The SBI program – key challenges and criticisms Learning through English is not necessary in the legislation – but has become the de facto focus of the schools development English is being introduced too early – Y1, not Y4 Teacher competence is low – less than 25% competent (MoNE official), and therefore learning of English and subjects negatively affected No clear model for learning through English – even in the same school English is replacing local languages in the curriculum, and negative effect on perception of bahasa Indonesian Cultural depositing – inappropriate content, materials, and curriculum imported rather than teaching Indonesian curriculum through English Quantity over quality – demand and profit driven Poorly trained and unqualified native English speakers Inequitable funding – up to USD $55k per year extra; disparity between schools growing, and even disparity within schools – divisive. 2 tier education system? Anti-constitutional? Testing and assessment still in bahasa Indonesian Open resistance to equitable plans for merit-based entry for %
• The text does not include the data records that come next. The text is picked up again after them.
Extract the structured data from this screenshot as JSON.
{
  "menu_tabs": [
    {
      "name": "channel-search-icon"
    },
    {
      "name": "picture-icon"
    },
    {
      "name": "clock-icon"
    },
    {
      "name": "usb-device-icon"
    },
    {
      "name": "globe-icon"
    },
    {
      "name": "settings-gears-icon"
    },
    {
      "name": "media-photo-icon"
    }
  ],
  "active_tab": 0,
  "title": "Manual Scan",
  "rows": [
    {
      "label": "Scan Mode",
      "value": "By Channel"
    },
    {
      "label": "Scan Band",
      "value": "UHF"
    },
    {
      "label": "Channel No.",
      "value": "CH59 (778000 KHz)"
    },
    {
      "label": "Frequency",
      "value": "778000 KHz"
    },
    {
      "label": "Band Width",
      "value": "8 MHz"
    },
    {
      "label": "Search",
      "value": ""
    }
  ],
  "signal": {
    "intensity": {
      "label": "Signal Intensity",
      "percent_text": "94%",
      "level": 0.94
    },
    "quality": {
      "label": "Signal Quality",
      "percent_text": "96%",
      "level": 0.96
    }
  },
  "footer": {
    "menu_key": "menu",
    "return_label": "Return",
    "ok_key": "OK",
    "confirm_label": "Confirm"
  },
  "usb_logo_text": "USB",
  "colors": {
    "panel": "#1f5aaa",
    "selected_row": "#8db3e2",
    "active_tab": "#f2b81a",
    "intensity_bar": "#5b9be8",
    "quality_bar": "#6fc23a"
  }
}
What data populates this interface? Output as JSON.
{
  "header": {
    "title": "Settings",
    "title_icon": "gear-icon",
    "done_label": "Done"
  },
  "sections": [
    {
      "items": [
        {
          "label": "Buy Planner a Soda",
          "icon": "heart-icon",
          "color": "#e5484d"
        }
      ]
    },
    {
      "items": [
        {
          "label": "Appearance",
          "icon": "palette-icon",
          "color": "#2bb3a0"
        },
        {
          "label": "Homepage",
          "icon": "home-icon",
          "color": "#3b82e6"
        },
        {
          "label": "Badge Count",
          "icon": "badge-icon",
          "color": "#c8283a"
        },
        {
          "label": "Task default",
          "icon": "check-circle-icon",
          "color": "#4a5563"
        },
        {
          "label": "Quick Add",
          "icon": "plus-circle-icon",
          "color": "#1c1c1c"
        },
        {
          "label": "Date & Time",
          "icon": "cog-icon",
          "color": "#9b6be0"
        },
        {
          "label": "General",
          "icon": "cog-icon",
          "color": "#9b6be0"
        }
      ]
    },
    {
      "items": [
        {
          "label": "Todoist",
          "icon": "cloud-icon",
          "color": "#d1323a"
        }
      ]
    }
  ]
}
Recommendations – government / MoEs Learning through English can play an important role in progress towards the millennium development goals as a valuable component of mother-tongue based multilingual education (not English monolingual education); Focus on the method and process with clear educational goals in planning policy, not economic output; Make the quality of education generally the focus for development, not the introduction of English; Clarify which model of learning through English; Focus on quality rather than quantity; English should be taught in addition to, not at the expense of MTs; Materials should be locally owned and developed; Equity and social inclusivity should be a guiding factor in planning and policy – through community schools (eg British Council in Papua), funding contingent upon merit-based outreach, English for all (not just in elite academies) etc. Restrictions on visas for under-qualified native speakers; Comprehensive teacher-training not just in English, but in teaching and learning through English (which are very different skills) Defocusing from fluency and acculturation to appropriation;
Recommendations for the international ELT sector (BC, TESOL, IATEFL, int. private language schools) English in Development as a specific branch of ELT, focusing on developing local Englishes Minimum qualifications for native English speaker teachers (DELTA equiv.) Informing partner governments about learning through English policies which are harmful or disruptive through research and dissemination Partnering local teachers and educators in English in development, not depositing Investment in local materials Take principled positions on issues such as the language of instruction – and follow them
Recommendations for the classroom: English in Fragile States (Whitehead, 2010) Use critical praxis in my lessons, to develop English as a local language I will help my learners to explore who they are, who they want to be, and how English will help them get there. I will explore challenging issues in the classroom, ensuring that the environment is supportive. I will encourage my learners pride in their MT and other local languages, and use them positively in the classroom. I will raise learners awareness of embedded cultural hegemony in English and other language texts. I will encourage language mixing, and the development of learners spontaneous grammar for complex language identities